22. It seems to me that for similar reasons, and as sitting in this Court, I have no jurisdiction to consider questions of fact, it is beyond my province to consider whether in appreciating or weighing the evidence, the lower Appellate Court has applied the preaumptions referred to in Sri Raja Chelikani Rama Rau v. The Secretary of State for India I.L.R. (1910) Mad. 1, Krishna Aiyar v. The Secretary of State for India I.L.R. (1910) Mad. 173 and Venkatarama Iyer v. The Secretary of State for India in Council I.L.R. (1910) Mad. 362 and The Secretary of State for India v. Kota Bapanamma Garu I.L.R. (1896) Mad. 165 and Ponnusawmi Tevar v. The Collector of Madura (1869) 5 M.H.C.R. 6 in the same manner as I should have done if I had to adjudicate upon the facta. I have no jurisdiction to appreciate for myself the weight to be given to the circumstances on the one side and the other. The legislature has given to the lower Appellate Court the right to-pronounce finally on these questions.
23. In the cases relied upon by the appellant, adverse possession for 20 years or more against the Government had been proved, and the Government had not been able to show that any title in. themselves subsisted in the present case; however, the lower Appellate Court has considered the appellant's evidence insufficient to prove that the easement has ever been enjoyed openly, peaceably and uninterruptedly. The appellants desire us to fasten upon one piece of evidence and ' after the manner of the Horatii and the Churiatii' to challenge the Government to bring forward any piece of rebutting evidence.
24. Lastly, it was argued that the lower Appellate Court wrongly excluded evidence sought to be adduced by the appellants. The learned vakil for the appellants can however give us very few particulars about the document alleged to be improperly rejected and as to the effect it would have on the evidence. It appears that it is a report made on 31st August 1908: when pressed the learned vakil for the appellants could only say that it might possibly point to there being earlier records which might be discovered by the clue so obtained and which might turn out in, favour of the appellants; Section 167 of the Indian Evidence Act precludes interference by a Court of Appeal on such hypothetical grounds. It is unnecessary therefore to deal with the question whether any evidence on behalf of the plaintiffs to show that the document was not a communication made in official confidence was improperly rejected. But I entirely agree with my learned brother that the question whether or not a communication is made in official confidence cannot depend solely on the question whether it is marked 'confidential.'

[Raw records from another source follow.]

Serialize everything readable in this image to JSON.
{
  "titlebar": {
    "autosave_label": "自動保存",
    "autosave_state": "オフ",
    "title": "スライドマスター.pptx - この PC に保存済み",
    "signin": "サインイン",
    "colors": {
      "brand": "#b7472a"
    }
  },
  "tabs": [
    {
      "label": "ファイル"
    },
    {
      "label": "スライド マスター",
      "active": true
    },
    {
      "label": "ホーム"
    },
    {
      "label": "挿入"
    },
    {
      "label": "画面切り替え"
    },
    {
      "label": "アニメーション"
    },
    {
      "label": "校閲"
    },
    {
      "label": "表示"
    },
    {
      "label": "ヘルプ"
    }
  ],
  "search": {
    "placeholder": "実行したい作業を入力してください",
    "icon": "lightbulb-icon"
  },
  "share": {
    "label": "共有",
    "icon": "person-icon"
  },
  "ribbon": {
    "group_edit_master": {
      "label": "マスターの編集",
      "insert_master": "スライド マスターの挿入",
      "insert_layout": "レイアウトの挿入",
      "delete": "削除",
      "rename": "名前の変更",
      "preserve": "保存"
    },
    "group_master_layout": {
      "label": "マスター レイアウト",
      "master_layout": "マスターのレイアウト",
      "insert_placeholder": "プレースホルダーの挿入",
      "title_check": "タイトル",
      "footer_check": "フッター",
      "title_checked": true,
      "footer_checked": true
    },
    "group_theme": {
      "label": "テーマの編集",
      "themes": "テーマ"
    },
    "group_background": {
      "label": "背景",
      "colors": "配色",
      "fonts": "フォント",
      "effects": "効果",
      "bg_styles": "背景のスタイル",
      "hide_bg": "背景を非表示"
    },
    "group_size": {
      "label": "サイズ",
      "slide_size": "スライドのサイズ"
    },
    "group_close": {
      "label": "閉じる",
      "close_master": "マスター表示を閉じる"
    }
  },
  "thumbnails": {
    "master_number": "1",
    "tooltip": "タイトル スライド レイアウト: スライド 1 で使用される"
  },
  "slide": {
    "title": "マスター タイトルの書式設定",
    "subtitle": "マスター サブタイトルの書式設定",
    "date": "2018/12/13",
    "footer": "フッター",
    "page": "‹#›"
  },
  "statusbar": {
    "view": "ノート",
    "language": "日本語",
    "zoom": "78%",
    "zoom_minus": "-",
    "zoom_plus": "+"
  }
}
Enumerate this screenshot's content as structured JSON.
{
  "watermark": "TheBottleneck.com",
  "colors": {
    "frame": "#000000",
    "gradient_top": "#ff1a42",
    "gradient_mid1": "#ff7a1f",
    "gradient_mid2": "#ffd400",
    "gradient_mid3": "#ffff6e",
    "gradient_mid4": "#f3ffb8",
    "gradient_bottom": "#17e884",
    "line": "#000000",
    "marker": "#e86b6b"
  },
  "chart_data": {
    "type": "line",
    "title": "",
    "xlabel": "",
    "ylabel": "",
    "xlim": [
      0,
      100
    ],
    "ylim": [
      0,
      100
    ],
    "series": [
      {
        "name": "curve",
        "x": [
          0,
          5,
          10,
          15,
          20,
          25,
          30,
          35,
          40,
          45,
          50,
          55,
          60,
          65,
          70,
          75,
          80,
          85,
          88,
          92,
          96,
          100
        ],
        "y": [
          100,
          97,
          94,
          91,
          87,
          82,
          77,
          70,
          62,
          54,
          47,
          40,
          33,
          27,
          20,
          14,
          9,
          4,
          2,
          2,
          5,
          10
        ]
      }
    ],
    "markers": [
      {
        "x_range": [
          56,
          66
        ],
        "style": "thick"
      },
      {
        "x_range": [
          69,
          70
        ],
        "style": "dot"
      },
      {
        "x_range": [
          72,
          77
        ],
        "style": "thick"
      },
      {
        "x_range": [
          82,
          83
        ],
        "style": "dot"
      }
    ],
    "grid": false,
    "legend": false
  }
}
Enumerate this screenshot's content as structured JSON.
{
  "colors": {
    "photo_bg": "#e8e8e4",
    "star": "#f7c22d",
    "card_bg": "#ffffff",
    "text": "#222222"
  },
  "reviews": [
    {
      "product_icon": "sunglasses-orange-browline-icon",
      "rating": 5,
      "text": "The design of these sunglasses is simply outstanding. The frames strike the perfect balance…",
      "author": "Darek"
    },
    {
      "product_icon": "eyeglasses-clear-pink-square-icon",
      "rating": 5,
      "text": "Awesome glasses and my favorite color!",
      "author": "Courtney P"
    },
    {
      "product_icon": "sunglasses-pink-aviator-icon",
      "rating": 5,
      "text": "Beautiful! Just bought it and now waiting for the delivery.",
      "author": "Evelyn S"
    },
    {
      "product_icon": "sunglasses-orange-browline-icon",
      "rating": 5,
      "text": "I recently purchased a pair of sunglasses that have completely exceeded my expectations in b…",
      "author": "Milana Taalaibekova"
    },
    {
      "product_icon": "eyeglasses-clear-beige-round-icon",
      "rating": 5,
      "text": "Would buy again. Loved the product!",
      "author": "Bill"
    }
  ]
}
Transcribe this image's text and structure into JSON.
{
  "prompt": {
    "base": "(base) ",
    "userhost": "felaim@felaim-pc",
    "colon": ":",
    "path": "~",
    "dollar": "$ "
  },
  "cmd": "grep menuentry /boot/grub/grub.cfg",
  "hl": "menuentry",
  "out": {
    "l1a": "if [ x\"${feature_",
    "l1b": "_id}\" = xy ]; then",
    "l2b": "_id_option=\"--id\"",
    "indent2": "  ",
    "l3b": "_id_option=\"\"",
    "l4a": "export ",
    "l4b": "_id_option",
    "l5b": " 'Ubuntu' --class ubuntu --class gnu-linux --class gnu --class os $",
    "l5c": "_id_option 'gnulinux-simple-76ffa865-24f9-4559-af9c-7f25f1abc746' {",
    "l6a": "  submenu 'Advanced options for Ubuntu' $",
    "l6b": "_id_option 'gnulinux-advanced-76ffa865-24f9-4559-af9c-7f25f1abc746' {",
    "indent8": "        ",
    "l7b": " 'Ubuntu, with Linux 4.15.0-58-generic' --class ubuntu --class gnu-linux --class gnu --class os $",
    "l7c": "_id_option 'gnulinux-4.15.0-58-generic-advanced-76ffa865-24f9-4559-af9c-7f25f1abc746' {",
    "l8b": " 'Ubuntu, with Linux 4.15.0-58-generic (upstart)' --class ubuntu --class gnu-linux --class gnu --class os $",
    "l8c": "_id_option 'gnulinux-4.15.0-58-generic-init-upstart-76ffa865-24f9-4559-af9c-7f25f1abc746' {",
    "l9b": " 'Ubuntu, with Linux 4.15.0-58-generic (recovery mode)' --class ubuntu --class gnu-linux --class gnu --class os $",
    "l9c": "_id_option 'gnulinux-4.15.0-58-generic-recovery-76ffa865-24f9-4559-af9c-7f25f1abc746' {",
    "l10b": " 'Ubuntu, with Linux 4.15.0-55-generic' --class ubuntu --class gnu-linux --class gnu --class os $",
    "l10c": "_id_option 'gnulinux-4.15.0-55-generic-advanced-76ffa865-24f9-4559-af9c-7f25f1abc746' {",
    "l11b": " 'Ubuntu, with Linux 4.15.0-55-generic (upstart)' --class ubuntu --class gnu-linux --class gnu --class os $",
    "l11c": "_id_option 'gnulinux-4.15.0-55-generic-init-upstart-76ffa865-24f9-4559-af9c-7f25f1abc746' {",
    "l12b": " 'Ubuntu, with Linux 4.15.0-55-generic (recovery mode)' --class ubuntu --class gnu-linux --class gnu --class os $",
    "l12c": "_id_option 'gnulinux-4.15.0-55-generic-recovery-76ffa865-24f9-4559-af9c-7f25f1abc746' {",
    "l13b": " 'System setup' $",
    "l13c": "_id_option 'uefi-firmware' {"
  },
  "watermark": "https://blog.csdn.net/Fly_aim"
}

25. I agree therefore that the second appeals should be dismissed with costs.